He’s documenting the entire journey on his Instagram.

Instagram/@laordendemiranda

He launched his project walk earlier this month and is keeping all of his followers (more than 270K) up to date on what’s going on. He posts videos regularly showing the people helping him along his journey and showing his progress as he walks along with the route crossing six states.

He has reached out to help him on his walk to Washington.

“I can count on my Venezuelan brothers and sisters who have already offered me their homes, they have offered to pay for hotel stays, and I have also planned to sleep on the beach,” he tells NBC News.

Here’s what he’s taking on his trip — it’s not a lot either.

Instagram/@laordendemiranda
  • a large backpack
  • shirts
  • pants
  • socks
  • cell phones
  • chargers

The rest, he said, people will mail him to various spots on his route.
What’s really great about this story is that a person who wants to do something for his home country but cannot because he is not there shows that you still can help regardless of how far away you are.

Galindo is walking from Doral, Florida to Washington to honor the Venezuelan refugees who have had no choice but to walk out of their country for safety.

The crisis in Venezuela has been devastating the country and the people for years. As time passes, things in the country continue to deteriorate and people are forced to flee their homeland on foot for safety and freedom. Millions of Venezuelans have been left with no choice but to leave their homes and families behind to escape the collapsing country.

The young man wants to educate people about what is happening in Venezuela and the cause of the strife in the country.

According to his first video, Galindo wants people to know that President Trump is not the cause of the situation in Venezuela. He is also taking a stand against Venezuelan President Nicolás Maduro and placing the blame for the crisis in his hands. He has also used his platform to let everyone who is listening know that Venezuelan Interim-President Juan Guiadó is simply fighting against the Maduro regime to restore democracy in Venezuela.

His friends have taken to social media to continue to express why the walk is happening.
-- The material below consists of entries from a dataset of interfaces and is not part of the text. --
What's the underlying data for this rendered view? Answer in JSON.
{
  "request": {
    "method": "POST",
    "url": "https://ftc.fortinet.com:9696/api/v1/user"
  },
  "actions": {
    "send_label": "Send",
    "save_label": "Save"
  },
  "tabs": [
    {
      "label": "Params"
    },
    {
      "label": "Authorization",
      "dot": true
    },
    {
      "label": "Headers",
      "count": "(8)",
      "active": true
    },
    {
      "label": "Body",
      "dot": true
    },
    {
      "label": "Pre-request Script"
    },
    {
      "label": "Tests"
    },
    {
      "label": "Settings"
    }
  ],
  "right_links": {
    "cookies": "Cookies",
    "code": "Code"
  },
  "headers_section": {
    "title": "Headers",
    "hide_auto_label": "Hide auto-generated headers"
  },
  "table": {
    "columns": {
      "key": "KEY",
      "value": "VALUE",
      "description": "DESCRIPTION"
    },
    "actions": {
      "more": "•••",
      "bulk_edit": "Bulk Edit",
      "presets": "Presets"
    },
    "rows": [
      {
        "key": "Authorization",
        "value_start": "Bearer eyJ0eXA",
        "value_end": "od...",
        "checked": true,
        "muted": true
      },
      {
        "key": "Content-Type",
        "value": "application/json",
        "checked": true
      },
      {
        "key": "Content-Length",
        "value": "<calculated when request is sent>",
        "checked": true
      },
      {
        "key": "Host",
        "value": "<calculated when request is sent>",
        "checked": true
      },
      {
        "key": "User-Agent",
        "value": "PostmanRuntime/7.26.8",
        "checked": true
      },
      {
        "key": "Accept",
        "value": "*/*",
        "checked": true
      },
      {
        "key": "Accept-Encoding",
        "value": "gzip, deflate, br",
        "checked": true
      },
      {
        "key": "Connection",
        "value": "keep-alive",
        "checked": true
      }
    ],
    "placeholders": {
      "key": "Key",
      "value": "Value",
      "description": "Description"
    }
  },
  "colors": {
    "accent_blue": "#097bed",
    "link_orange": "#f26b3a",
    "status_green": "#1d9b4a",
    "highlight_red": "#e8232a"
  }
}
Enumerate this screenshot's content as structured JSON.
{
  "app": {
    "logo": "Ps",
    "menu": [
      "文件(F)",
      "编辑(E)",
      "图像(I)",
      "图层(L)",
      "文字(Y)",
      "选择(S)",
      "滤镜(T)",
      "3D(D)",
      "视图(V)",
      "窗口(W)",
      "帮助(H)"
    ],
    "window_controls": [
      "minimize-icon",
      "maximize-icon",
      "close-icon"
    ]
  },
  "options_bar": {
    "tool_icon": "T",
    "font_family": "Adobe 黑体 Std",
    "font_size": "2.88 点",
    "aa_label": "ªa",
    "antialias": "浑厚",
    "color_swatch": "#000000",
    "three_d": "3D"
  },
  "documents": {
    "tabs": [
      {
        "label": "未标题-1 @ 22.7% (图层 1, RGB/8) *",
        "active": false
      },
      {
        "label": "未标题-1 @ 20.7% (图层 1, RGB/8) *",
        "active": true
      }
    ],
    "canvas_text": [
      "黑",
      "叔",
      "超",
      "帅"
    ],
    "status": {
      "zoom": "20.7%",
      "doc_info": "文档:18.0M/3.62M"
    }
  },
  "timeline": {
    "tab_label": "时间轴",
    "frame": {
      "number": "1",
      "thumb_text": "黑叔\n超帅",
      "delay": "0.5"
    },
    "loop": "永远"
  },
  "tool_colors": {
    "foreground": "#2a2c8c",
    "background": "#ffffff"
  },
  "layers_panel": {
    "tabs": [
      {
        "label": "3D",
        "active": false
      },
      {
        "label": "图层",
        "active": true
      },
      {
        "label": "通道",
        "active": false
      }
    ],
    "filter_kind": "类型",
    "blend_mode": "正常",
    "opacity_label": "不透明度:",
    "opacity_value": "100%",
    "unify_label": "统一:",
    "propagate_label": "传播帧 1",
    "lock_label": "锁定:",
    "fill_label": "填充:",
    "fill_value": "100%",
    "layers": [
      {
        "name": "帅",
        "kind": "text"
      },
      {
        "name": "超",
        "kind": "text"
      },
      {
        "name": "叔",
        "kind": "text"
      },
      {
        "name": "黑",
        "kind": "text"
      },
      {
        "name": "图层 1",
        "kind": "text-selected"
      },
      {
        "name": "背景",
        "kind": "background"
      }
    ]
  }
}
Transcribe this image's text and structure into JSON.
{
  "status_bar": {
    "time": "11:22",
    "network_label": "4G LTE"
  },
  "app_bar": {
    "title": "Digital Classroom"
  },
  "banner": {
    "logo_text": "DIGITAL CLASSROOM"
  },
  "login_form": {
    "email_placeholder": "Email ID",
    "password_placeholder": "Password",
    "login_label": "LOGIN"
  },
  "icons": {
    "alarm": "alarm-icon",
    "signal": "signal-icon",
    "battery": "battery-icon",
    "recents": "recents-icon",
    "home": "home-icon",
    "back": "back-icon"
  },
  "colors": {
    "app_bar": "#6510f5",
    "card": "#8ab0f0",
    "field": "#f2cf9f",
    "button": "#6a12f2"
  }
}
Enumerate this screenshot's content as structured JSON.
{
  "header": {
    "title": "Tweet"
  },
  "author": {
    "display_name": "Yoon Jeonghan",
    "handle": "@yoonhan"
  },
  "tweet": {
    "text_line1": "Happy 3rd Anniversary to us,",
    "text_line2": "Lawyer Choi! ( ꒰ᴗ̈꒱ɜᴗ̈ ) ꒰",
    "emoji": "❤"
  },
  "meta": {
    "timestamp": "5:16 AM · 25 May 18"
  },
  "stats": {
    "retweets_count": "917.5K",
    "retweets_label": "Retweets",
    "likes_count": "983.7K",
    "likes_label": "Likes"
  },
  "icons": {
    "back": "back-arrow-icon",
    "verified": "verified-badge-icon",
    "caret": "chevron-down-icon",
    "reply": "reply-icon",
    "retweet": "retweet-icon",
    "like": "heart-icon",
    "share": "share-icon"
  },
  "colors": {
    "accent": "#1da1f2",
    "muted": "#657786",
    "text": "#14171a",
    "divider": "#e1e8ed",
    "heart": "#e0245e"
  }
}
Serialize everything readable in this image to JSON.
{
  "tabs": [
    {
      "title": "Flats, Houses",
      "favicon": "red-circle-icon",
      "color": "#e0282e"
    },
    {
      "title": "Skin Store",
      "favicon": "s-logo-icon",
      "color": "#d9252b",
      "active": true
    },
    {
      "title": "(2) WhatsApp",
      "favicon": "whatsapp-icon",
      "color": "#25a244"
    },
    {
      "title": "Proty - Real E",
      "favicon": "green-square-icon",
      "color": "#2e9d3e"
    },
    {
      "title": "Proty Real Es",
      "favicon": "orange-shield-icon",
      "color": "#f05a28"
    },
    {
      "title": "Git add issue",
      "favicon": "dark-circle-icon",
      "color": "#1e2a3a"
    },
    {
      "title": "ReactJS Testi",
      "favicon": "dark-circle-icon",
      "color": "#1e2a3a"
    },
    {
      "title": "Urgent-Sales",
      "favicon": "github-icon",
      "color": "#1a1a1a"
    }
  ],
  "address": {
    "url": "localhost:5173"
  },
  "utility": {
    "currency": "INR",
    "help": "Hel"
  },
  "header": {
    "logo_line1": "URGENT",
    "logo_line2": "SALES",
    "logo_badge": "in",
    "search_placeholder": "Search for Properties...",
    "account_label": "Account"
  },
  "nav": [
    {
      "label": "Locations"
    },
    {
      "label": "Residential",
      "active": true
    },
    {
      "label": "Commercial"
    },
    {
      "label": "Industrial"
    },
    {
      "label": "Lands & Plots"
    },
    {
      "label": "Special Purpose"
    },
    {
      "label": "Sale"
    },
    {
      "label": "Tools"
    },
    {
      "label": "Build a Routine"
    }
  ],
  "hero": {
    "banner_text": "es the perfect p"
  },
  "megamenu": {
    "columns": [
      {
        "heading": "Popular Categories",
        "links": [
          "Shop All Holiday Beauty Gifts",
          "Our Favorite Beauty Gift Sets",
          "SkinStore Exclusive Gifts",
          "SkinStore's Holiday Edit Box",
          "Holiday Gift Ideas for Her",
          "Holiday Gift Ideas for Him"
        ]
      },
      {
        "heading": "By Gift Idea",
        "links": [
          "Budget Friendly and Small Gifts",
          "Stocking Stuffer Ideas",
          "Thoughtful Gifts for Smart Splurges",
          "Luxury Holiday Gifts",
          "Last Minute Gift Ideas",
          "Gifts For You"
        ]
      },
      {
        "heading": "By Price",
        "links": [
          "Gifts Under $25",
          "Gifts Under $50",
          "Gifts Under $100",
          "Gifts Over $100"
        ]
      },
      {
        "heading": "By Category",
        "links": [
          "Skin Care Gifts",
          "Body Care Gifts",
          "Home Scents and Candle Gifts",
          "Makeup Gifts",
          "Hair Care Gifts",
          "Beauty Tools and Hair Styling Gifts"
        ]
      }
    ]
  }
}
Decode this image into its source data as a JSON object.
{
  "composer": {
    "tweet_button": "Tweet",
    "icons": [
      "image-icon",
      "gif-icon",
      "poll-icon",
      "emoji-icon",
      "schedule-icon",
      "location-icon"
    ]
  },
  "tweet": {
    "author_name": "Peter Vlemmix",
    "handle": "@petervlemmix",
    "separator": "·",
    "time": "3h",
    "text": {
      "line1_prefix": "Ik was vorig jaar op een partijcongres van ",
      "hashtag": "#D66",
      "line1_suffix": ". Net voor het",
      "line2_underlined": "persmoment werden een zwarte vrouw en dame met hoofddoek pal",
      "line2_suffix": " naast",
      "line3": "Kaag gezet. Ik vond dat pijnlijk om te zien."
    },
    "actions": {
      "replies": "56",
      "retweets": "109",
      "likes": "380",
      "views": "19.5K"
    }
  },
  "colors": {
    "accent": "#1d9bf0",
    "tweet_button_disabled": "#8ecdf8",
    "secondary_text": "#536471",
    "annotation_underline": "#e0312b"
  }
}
First and foremost, they state they are not doing this as part of any political party or ideology. Instead, they are doing it as proud Venezuelans trying to save their country. As far as they are concerned, they are walking to Washington to fight for Venezuela, not any political ideology.

The walk is still going and mitú will update our report as the walk continues. Buena suerte, Galindo.

READ: The Crisis In Venezuela Is Worsening. Here’s What You Should Know Right Now

Paid Promoted Stories